In optical disks, the frequency response of the pickup is triangular and the signal to noise ratio is a function of frequency, being very good at low frequencies. The Compact Disc uses a channel code called EFM in which eight data bits are expressed as selected combinations of 14 channel bits. The selected combinations are subject to strict run length limits.
As with AES/EBU, the synchronizing pattern of CD violates the data encoding rules because it consists of three transitions spaced eleven channel bits apart; a pattern that cannot occur due to any data combination. The sync pattern shown in Fig.4 with its sparse transitions has very low autocorrelation away from the correct timing. Clearly an error during the sync pattern would prevent it being detected, but the sync pattern uses the lowest frequencies in the channel, which have the best SNR.
You might also like...
Most live remote outside broadcasts are thoroughly planned by producers and directors who are often too busy to consider potential equipment problems. Technology is an engineering responsibility. Engineers must be ready for any circumstances that threaten to take the show…
Time base correction is an enabling technology that crops up everywhere; not just in broadcasting.
The last twenty years has seen a lot of film and TV hardware turn into software that runs on workstations and servers. With Apple’s move away from Intel, though, and several other recent attempts to popularize alternative designs, anyone…
As broadcast facilities and other organizations that use media to educate and inform continue to carefully make the move to video over IP, they currently face two main options, with a range of others in the wings. They may opt f…
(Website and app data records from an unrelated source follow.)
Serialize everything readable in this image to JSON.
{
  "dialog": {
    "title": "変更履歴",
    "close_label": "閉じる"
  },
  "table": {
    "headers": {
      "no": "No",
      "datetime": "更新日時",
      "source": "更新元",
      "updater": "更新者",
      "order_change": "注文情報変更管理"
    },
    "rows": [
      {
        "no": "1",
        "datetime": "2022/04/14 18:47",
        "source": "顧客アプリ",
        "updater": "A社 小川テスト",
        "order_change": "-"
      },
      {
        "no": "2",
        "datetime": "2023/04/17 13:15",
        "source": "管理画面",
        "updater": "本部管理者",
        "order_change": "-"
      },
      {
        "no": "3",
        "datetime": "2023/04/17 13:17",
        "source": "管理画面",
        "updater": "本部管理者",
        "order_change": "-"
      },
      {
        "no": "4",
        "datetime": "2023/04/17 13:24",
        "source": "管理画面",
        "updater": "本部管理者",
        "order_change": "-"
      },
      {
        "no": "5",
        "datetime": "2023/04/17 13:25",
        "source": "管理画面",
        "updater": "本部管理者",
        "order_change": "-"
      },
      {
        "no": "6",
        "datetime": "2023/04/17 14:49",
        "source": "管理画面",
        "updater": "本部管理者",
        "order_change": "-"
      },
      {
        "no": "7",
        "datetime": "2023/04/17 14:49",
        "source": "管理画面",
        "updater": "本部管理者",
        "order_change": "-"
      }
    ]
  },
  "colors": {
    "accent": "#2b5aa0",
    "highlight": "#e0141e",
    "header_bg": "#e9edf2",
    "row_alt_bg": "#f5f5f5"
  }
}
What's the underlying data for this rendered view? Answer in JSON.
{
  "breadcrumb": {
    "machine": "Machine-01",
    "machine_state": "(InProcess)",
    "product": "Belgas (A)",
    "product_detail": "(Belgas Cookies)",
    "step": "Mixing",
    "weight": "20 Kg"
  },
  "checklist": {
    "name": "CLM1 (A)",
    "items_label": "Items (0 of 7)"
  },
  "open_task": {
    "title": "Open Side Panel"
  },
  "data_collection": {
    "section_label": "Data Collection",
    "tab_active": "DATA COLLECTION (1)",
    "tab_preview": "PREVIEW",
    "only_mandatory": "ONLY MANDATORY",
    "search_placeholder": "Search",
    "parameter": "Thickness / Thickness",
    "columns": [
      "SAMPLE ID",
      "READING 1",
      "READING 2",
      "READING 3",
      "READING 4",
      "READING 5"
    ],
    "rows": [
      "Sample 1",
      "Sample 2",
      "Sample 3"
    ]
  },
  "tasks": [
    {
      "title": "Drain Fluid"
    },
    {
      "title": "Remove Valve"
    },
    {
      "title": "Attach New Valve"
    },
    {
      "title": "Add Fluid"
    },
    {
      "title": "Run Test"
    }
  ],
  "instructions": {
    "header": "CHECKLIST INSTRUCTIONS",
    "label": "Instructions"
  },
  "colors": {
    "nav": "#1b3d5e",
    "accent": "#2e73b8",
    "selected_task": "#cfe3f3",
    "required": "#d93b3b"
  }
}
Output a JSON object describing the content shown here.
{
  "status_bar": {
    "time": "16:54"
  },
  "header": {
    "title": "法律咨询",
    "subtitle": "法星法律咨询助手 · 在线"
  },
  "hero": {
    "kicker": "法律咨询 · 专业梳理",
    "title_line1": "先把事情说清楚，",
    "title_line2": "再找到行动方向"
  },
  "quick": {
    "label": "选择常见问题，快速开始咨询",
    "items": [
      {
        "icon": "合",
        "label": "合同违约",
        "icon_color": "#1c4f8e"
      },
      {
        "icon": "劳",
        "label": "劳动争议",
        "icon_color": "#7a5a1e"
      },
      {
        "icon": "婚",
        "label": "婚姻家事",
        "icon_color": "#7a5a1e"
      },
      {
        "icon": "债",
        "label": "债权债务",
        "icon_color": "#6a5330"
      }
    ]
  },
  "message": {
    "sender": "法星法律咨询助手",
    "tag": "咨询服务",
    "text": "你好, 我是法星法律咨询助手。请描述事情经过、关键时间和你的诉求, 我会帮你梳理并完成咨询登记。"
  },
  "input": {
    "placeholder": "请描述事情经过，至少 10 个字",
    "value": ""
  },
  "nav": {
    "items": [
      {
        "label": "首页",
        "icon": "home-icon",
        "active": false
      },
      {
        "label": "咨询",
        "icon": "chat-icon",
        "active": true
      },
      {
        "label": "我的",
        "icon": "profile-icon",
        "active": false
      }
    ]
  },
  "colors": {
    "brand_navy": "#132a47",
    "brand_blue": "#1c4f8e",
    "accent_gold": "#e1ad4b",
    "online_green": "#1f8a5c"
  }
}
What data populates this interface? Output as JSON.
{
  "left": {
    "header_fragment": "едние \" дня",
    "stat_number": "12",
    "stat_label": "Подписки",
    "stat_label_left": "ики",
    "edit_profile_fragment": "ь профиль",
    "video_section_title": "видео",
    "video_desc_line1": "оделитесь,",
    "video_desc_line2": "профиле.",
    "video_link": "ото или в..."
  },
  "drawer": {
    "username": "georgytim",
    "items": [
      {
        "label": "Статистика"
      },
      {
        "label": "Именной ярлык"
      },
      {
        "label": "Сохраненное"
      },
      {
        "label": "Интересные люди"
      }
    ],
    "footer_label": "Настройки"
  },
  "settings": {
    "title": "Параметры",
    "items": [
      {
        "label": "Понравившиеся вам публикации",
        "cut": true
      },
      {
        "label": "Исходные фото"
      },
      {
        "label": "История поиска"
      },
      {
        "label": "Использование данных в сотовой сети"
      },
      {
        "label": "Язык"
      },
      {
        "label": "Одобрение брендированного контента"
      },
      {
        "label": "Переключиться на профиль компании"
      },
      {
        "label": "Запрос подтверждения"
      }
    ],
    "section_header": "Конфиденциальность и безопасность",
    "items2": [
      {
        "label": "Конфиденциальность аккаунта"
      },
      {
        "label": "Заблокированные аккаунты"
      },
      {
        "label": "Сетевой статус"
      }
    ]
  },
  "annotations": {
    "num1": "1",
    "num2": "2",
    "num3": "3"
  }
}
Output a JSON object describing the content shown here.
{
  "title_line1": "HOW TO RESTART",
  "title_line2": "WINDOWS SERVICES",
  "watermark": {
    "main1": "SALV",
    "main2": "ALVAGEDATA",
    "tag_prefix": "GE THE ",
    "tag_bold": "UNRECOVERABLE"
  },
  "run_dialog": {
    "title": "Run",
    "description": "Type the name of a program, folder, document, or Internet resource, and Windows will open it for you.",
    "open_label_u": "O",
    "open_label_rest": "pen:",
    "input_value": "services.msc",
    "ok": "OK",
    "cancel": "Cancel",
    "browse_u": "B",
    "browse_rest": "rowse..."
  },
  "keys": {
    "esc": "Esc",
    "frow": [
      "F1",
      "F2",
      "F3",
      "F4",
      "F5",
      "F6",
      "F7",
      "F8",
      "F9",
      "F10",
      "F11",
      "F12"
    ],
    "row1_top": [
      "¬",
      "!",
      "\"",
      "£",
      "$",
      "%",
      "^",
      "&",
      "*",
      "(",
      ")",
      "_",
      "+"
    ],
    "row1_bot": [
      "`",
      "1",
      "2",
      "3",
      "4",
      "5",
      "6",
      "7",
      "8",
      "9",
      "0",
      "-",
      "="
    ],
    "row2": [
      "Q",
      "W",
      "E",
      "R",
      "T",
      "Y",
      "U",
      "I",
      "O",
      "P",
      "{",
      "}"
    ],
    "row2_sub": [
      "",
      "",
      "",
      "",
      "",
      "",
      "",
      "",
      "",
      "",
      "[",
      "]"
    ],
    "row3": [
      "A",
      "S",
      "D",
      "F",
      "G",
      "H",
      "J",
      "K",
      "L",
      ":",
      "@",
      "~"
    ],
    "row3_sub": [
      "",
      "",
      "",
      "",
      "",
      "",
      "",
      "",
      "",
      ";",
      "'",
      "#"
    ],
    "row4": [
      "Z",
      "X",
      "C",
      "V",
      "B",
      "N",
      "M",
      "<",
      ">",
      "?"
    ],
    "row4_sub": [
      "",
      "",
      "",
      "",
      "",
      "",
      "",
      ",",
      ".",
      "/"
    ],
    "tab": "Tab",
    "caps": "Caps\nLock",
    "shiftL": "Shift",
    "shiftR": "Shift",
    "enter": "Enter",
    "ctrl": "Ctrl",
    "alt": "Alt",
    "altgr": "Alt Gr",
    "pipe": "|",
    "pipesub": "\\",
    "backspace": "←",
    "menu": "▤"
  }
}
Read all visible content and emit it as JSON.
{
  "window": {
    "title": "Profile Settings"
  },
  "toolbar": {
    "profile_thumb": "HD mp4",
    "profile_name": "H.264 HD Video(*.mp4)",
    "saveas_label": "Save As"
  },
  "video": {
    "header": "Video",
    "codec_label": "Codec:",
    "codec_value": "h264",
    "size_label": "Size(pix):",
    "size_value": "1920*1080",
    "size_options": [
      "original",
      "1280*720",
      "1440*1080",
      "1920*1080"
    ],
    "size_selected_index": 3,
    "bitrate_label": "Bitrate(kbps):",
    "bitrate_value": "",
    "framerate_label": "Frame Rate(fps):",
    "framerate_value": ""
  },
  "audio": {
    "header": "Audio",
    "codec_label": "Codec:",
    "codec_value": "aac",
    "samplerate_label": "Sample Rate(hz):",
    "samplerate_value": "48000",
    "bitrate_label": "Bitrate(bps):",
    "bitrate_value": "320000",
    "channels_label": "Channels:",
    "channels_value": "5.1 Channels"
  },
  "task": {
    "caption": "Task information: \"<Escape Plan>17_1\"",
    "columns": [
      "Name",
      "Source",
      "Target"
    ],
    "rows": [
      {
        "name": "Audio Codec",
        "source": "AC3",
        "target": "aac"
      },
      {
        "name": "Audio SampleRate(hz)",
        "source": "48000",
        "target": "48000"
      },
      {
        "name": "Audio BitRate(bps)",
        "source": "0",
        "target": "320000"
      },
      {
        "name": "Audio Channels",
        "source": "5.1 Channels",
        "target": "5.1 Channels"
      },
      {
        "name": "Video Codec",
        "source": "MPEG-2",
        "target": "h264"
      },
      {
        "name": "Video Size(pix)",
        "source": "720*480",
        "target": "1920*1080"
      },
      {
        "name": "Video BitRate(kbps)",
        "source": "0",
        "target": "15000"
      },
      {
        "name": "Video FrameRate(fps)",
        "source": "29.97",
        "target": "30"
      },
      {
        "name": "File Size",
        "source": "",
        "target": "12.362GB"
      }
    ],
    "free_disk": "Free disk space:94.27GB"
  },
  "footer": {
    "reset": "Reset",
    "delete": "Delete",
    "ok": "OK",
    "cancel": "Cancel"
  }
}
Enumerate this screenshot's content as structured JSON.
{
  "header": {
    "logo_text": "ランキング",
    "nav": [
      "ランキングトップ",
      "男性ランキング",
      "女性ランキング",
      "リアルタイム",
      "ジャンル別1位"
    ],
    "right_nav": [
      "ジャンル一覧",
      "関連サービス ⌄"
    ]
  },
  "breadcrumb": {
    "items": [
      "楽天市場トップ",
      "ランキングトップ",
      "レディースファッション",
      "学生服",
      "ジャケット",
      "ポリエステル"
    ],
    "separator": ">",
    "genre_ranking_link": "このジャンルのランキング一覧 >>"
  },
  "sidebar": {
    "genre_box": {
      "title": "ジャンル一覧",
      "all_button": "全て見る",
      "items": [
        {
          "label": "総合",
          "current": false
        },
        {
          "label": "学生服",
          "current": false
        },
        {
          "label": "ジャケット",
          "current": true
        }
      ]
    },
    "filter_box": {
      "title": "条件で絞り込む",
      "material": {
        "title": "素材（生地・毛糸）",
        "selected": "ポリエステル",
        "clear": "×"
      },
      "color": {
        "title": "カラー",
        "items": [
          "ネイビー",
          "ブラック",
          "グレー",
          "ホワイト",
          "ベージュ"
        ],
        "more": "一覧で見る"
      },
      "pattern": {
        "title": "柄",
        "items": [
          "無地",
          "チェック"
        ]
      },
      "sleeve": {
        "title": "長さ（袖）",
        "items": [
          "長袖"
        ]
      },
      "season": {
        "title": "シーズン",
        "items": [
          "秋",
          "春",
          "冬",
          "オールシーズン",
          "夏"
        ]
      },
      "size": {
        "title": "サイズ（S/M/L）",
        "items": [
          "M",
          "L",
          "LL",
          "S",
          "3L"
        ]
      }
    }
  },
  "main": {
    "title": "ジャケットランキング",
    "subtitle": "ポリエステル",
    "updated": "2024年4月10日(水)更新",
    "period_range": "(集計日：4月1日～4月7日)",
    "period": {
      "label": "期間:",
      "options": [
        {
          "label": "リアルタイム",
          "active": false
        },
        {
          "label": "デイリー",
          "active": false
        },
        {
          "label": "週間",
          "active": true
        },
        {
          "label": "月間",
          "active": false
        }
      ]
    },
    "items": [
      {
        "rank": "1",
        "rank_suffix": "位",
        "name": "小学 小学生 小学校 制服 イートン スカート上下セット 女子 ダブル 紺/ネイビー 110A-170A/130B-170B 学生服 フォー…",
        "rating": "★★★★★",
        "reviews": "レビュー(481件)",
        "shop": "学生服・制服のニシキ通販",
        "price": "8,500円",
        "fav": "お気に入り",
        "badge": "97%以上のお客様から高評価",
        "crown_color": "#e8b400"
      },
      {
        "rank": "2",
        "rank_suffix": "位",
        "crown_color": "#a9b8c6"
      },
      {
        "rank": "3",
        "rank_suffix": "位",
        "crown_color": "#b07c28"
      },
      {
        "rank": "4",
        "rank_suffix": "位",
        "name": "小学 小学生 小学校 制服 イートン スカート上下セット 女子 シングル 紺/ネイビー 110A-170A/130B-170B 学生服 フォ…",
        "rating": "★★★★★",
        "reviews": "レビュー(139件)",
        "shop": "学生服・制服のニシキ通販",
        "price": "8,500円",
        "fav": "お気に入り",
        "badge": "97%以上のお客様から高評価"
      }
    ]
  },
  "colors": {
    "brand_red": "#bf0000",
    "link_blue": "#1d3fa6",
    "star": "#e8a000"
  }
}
Progress inevitably comes with compromise. We can’t complain about the technology that’s brought us from hundred-kilo tube cameras to the 4K cellphones of today, but anyone who remembers the fuzzy old days of the 1990s might also remember…